What if I just learned that I had won a prestigious award given to a writer who “casts an ‘unflinching, unswerving’ gaze upon the world, and shows a ‘fierce intellectual determination?’” Winning the PEN Pinter Prize (honoring one of my favorite playwrights, Harold Pinter) would have put me in good company since past winners include Salman Rushdie and Tom Stoppard.
My writing fits the definition of what the judges are looking for, therefore, I am qualified; they just haven’t discovered me yet. In fact, writing is or should be its own reward. Marcus Aurelius received many awards and much acclaim and disdained all that recognition as so much “clapping of tongues,” an ephemeral and irrelevant recognition. He knew who he was, and he didn’t need the obsequious masses to validate his identity. He was not impressed by worldly accomplishments, even his own.
There are three primary sources of energy driving human behavior. One is the seeking of affection and esteem. Those of us who, like Marcus Aurelius, are Self-reliant, see sensations associated with “awards” as an illusion and, in fact, a cause of human suffering. In short, we are not seeking them and don’t want them. We would rather have peace and quiet.
Zia Rahman, who recently won the PEN Pinter Prize, was appointed to be a judge in determining the winner of the Man Booker Prize also awarded to writers. He is British, a holder of two British passports but was described in the media as a “Bangladeshi banker turned novelist.” Why? Because he is the other. In his own words: “The issue is not what I choose to call myself but what the supposedly educated Briton chooses to call nonwhite British citizens. Britain has a problem with otherness [italics added].”
What do awards really mean? There is a relationship between awards and “otherness.” Anytime distinctions are made for any reason between one person and another or one group and another, the motive is to feed the starving false self. Most of us seek security, affection, esteem and power at the expense of others. By putting someone else down, making them the other or less than us, we feel elevated, safer and more powerful relative to them.
In truth, such behaviors put us more at risk, rob us of authentic power and lower our self-esteem. Rahman is right when he evaluated his experience after an appearance on Dutch television. “I recently appeared on ‘Buitenhof,’ a Dutch TV show, to argue that Europe’s colonial history has left a stain on its psyche, an animus against foreigners.” Those of us who treat another person as the other do indeed suffer “soul damage” as do those who are on the receiving end of those behaviors.
The people of the global village are increasingly alienating each other with these projections. We are in a state of “disintegration.” If we are truly seeking authentic security, peace, compassion and power, we would be working toward “integration” of all the peoples of the planet. Instead what do we see in Europe, for example? “Life for immigrant Europeans is a daily confrontation with micro-aggressions and gestures of alienation.”
Let’s create awards for the expression of compassion, projects aimed at integration, policies promoting tolerance and festivals celebrating diversity. Then we would all benefit from the best experience available in the global village, a truly satisfying life.
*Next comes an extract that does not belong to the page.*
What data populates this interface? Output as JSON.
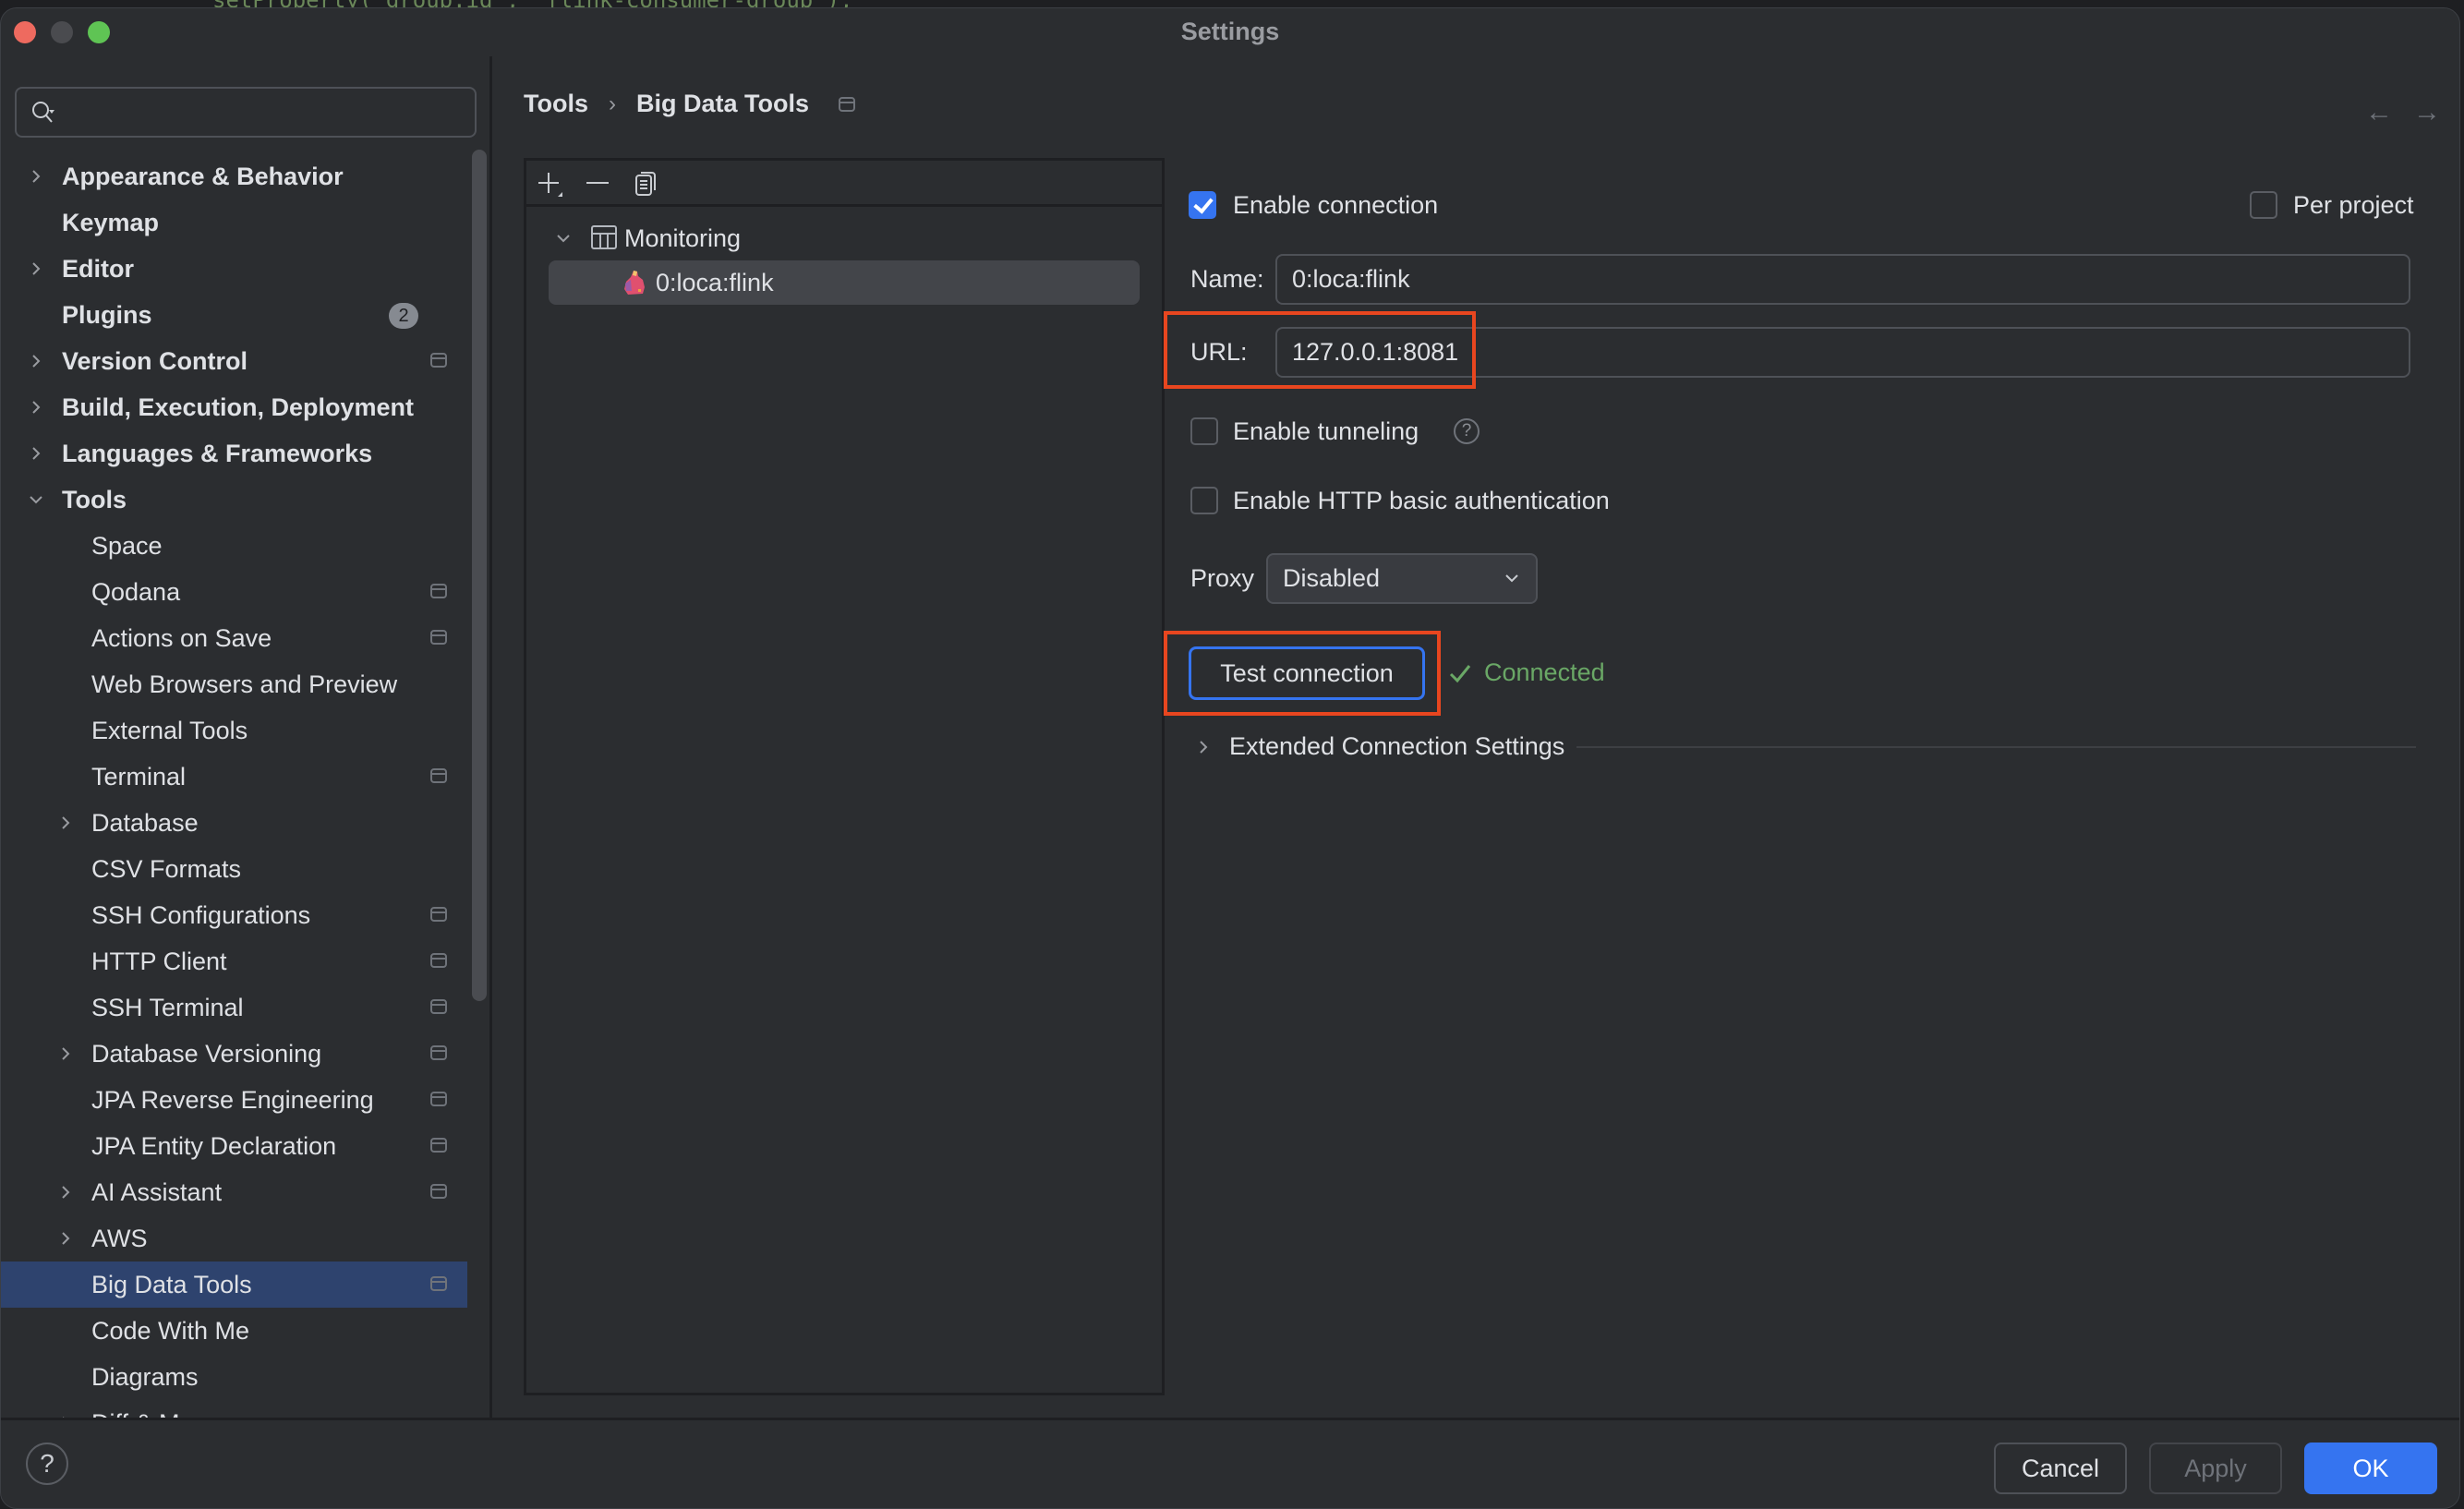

There, I just did it again! I “cast an ‘unflinching, unswerving’ gaze upon the world, and showed a ‘fierce intellectual determination.’” Where’s my PEN Pinter Prize?
References and notes are available for this essay.
Find a much more in-depth discussion in books by Roy Charles Henry.